What You Should Do If a Debt Collector Has Sued You- Advice
If a debt collector is suing you for a debt, you will need to do some legal research and write some “motions.” Motions are the way you ask the judge to take some action, such as withdrawing the case, or requiring the debt collector to provide you with some documents you have requested. Much of the research you already need to do is actually very easy to find, and you can easily find the forms you need to follow as well. All of this stuff is on the court, and it’s not difficult to find or use.
“The first document you will face in a debt action as a claimant is the “Complaint” or “Petition.” It is the document that states you owe money to the corporation and why. If you look at a few of them, you’ll see that they follow a pattern that is very clear. In reality, in my experience, all the cases brought against my clients by any given corporation looked almost exactly the same, with only the numbers altered. This isn’t science for rockets. They’re doing that because they’re learning how to say what they want to say and doing it over and over again. Makes sense, does it?

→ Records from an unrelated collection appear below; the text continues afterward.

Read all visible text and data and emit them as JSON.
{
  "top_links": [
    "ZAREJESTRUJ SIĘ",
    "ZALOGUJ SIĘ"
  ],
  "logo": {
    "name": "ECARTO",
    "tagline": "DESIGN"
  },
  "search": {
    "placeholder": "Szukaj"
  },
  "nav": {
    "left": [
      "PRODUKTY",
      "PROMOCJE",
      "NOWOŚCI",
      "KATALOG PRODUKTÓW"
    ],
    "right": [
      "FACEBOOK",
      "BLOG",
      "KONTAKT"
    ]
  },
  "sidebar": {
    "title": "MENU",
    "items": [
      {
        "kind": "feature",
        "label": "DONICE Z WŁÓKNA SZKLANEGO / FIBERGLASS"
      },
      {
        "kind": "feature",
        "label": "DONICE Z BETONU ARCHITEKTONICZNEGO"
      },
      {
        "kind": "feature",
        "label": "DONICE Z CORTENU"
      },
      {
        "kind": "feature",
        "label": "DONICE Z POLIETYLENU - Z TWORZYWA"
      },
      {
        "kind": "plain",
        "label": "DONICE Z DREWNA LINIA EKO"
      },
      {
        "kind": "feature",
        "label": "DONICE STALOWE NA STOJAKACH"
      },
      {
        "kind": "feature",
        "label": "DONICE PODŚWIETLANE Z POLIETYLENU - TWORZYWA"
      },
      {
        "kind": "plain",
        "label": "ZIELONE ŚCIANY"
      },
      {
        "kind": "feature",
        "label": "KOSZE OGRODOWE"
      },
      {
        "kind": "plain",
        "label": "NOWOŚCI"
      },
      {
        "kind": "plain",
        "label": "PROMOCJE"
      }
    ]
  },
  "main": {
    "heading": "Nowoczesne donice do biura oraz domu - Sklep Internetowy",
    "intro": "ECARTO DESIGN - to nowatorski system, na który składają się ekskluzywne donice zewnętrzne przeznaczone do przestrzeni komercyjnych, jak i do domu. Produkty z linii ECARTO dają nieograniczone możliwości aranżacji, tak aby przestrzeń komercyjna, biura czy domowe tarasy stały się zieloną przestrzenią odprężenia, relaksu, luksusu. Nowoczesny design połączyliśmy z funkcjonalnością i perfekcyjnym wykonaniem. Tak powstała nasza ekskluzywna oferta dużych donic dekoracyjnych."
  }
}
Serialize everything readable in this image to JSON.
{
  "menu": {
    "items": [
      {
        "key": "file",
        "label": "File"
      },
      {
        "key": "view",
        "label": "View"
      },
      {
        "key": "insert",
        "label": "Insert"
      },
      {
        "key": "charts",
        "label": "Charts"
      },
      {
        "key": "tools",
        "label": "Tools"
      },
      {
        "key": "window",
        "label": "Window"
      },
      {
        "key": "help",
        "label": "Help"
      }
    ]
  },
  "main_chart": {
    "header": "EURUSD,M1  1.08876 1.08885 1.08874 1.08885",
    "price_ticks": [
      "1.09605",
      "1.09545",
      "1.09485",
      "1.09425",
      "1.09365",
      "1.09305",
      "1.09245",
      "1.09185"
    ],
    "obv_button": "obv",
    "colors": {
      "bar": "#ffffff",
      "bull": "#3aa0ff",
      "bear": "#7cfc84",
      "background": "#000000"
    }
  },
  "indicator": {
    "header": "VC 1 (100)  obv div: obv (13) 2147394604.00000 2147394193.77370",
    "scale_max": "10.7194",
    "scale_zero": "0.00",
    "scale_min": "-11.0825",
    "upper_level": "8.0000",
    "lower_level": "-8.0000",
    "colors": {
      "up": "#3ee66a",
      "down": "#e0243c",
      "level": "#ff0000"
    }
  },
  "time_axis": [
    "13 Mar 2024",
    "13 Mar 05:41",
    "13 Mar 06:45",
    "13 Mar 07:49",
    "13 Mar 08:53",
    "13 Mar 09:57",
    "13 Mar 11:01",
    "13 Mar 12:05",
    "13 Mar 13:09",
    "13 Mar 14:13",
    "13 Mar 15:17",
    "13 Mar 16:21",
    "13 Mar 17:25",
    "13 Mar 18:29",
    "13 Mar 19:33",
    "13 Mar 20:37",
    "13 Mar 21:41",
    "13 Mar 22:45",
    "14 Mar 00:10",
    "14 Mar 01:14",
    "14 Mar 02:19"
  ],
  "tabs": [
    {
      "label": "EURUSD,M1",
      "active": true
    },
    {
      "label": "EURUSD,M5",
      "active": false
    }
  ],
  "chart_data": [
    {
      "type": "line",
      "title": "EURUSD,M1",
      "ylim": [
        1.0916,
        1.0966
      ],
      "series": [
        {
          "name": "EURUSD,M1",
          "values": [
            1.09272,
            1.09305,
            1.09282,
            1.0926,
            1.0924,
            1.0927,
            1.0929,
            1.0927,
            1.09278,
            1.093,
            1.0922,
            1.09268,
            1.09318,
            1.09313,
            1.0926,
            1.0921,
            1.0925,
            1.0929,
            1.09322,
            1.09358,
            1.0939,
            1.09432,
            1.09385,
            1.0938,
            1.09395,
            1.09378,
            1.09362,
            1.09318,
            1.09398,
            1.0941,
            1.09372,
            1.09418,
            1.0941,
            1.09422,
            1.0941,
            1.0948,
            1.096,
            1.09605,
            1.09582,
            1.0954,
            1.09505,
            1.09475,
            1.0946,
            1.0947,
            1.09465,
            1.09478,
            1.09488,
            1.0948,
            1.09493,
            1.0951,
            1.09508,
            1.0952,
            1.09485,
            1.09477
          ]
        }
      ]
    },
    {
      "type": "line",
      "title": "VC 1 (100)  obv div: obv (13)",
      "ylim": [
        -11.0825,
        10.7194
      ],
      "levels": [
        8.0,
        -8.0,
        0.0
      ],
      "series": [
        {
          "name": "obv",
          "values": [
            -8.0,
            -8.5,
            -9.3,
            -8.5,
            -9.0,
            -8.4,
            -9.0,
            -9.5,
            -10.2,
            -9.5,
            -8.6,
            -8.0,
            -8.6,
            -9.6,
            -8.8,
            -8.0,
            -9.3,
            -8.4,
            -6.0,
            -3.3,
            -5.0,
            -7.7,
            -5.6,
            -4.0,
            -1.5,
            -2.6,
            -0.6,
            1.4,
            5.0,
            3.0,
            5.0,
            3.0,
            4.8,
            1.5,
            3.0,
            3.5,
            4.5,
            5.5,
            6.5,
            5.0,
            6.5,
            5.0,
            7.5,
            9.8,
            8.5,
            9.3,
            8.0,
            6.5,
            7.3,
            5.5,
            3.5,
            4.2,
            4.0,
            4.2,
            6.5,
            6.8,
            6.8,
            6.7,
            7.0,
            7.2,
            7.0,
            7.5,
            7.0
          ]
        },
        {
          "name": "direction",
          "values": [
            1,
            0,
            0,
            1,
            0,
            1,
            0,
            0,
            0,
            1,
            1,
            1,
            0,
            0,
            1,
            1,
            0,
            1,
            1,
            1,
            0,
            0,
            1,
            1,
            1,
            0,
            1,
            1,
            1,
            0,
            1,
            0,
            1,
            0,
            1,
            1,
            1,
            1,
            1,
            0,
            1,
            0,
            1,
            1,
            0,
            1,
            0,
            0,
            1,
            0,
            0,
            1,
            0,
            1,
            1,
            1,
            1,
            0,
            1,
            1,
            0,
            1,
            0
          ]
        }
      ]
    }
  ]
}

Each court has clerks, and almost all the courts have computer records of each case filed in the jurisdiction these days as well. You can ask a clerk to lead you to a machine like that. “You do a quick search while there: “the name of the corporation suing you.” This search can pull up hundreds of entries, and if you go to the archives, you can find that almost everyone starts with a petition that looks strikingly like yours. Wait, though. You want to see the answer-what that’s shows you what you need to do. And for this, you would want the pages that are sometimes referred to as the “docket sheets” and sometimes referred to as the “case histories” of a few of the instances you found. Or maybe you should collect the data directly from the table of contents of the case.